One of the reasons why I downgraded, was that Android 4.4.4 has remarkably better battery life than Android Lollipop. So when my battery started draining at more than 20% an hour, I knew that something was wrong. Also, the notification about the system update was impossible to remove.
Yes, Google, I know. Now let me go on with my life, I don’t want your update.
Digging a little deeper
Android used to have a service called SystemUpdateService in the Google Services Framework (preinstalled system app) that would handle OS updates. It seems like this was replaced by Google Play Services. The Google Play Services app is updated automatically via the Google Play Store. This app contains another SystemUpdateService and disables the SystemUpdateService in the Google Services Framework mentioned earlier.
This service seems to cause a wakelock, which makes sure that my Nexus 5 never goes to deep sleep. (Deep sleep is like a standby mode with very low power usage.) So there’s my battery drain. But how to stop it? Disabling this service doesn’t help at all. The notification disappears but the wakelock is still there.
Next step: Google and XDA. I found out about the 3 receivers that trigger this service. Disabling these receivers would make sure that SystemUpdateService never runs and the wakelock is gone.
The receivers are to be found in 3 categories:
- After startup (runs after booting your device, obviously)
- Connectivity changed (runs when the status of your Wi-Fi or cellular data connections change)
- Secret code entered (runs when you enter a secret code into the dialer)
So yeah, it’s quite impossible to escape from this service.

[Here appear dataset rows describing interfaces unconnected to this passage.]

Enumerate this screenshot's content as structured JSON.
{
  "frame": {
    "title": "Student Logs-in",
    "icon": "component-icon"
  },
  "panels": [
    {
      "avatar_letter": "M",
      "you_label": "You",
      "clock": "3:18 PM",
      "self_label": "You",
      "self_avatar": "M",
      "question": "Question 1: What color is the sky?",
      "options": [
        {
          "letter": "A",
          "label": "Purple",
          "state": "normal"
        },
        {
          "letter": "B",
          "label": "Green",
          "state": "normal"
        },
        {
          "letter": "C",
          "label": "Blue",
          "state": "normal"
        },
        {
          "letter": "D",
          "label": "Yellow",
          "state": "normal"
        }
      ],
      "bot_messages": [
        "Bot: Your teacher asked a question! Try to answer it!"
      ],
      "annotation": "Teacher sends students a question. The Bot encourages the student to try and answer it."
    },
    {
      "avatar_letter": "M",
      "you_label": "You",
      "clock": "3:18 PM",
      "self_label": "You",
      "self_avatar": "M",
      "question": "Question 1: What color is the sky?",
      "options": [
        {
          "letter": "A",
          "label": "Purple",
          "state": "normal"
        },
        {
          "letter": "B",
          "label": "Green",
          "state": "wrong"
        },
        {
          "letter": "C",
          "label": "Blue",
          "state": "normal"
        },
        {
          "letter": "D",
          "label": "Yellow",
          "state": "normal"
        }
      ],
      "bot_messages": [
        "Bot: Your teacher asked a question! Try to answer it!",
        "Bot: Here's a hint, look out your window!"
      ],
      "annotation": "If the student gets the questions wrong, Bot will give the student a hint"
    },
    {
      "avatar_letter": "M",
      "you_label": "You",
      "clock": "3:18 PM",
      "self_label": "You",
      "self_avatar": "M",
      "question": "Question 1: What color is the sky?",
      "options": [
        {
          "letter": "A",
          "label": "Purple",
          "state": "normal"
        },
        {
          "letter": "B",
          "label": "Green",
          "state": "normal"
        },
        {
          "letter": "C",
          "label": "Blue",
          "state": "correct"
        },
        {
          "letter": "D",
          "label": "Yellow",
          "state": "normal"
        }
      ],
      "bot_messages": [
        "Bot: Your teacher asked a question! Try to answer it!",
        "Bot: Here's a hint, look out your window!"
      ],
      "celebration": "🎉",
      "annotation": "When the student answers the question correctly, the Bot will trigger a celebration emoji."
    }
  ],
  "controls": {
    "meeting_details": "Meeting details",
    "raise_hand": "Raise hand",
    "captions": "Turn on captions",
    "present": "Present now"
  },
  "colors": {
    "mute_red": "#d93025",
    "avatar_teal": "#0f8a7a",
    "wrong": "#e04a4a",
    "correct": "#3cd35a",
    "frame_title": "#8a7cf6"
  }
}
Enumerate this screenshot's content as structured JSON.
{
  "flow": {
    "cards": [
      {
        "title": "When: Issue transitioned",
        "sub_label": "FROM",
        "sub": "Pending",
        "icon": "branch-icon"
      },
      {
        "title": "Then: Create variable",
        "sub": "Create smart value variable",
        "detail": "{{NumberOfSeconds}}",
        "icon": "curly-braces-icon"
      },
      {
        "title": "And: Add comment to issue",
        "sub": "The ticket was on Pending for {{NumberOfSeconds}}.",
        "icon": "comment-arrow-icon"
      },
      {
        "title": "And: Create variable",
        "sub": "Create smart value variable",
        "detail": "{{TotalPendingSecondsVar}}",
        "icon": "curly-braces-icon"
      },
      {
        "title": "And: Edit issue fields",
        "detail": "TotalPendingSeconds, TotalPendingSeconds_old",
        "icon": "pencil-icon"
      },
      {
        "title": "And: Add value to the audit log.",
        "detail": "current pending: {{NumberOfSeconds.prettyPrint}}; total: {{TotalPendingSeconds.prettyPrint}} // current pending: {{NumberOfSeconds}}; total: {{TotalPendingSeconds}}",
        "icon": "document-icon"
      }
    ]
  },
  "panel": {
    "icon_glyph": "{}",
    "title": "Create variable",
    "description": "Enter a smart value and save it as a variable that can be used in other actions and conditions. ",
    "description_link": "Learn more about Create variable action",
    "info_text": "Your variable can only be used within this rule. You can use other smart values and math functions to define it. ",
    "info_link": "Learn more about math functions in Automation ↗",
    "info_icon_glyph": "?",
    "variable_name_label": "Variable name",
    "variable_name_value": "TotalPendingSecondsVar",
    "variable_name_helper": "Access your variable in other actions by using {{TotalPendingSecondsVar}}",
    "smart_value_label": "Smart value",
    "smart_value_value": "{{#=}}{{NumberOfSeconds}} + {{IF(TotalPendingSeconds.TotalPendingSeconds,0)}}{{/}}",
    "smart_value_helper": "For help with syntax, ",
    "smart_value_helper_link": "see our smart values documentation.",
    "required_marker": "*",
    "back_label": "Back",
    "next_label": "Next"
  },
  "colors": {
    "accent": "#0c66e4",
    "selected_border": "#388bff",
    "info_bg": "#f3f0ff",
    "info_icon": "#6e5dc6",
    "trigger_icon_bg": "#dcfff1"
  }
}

The commands I listed below correctly disable these receivers and related activities. It doesn’t disable the SystemUpdateService itself as this would cause wakelocks. Run them in a terminal on your device or on your PC connected with your phone over ADB. Did I mention you need to be rooted to run it?
adb shell su -c pm disable com.google.android.gms/.update.SystemUpdateActivity adb shell su -c pm disable com.google.android.gms/.update.SystemUpdateService$ActiveReceiver adb shell su -c pm disable com.google.android.gms/.update.SystemUpdateService$Receiver adb shell su -c pm disable com.google.android.gms/.update.SystemUpdateService$SecretCodeReceiver adb shell su -c pm disable com.google.android.gsf/.update.SystemUpdateActivity adb shell su -c pm disable com.google.android.gsf/.update.SystemUpdatePanoActivity adb shell su -c pm disable com.google.android.gsf/.update.SystemUpdateService$Receiver adb shell su -c pm disable com.google.android.gsf/.update.SystemUpdateService$SecretCodeReceiver
Wow, that was complicated
For power users this probably wasn’t a lot of work, but this is a real annoyance for regular users. But regular users don’t buy Nexus devices, don’t they?
For years, we all complained about fragmentation and a lack of OS updates. Today it has become impossible to ignore an OS update due to the immense battery drain and the frustrating persistent notification.
This post is all about Nexus devices, what about my device?
Most Android devices come with Google services like the Google Play Store. This means they also come with Google Play Services or the Google Services Framework or both. So, if you ever want to downgrade your Android device to a stock image, be sure to disable those pesky receivers…
About the author
Samuel Debruyn is a C# developer who builds mobile (cross platform) apps with Xamarin. Sam is a certified Xamarin mobile developer since 2016. He likes to experiment with all kinds of programming languages and software frameworks. More info